=== What to work on ===
Locate the lines of the listing below that hold "more", then copy each of them.

=== Input for this task ===
Start of Block

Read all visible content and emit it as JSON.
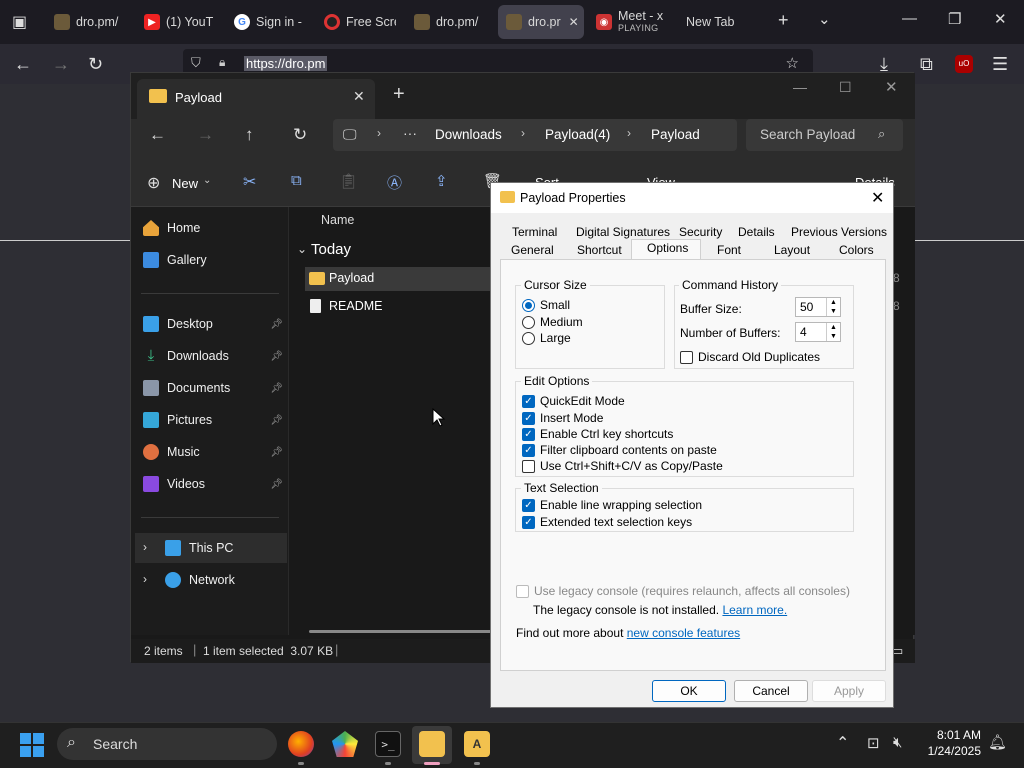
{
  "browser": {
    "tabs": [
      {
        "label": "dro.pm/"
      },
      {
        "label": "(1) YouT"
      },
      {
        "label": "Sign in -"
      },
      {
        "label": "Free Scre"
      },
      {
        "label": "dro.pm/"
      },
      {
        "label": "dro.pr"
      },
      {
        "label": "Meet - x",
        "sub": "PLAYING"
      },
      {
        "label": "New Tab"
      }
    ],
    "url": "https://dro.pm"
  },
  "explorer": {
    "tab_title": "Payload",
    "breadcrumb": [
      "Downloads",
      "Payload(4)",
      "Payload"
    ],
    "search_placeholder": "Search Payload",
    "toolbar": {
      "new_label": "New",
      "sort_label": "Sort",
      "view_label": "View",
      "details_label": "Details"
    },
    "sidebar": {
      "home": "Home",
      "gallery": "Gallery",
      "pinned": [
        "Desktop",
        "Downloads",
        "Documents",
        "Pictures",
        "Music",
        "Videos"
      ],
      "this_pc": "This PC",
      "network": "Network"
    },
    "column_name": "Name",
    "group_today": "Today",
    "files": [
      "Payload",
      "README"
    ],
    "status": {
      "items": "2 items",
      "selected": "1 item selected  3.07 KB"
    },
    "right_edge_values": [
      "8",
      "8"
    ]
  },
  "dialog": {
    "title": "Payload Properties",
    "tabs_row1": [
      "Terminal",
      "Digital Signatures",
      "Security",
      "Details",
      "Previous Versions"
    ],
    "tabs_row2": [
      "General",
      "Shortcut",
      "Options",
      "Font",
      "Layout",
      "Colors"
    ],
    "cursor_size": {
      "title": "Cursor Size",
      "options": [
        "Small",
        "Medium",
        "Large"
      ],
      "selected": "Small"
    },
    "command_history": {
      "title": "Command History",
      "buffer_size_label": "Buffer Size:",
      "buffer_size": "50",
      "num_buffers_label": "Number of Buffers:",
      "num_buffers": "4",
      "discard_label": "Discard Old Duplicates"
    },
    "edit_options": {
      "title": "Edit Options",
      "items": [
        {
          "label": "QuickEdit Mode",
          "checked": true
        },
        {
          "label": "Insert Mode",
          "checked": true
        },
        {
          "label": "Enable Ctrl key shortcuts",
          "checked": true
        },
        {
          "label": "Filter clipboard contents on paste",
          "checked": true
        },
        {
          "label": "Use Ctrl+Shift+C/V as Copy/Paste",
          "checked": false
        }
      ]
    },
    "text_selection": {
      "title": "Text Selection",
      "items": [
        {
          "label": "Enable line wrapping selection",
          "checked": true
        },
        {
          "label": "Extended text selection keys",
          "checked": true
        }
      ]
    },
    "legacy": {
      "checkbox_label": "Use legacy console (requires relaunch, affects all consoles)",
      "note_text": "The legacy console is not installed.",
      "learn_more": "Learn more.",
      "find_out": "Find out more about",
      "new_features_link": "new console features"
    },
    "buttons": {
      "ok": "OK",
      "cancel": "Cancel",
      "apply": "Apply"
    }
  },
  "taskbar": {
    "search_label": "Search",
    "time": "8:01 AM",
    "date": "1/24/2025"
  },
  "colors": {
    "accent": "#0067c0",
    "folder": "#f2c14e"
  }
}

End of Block

=== Exercise response ===
      "learn_more": "Learn more.",
      "find_out": "Find out more about",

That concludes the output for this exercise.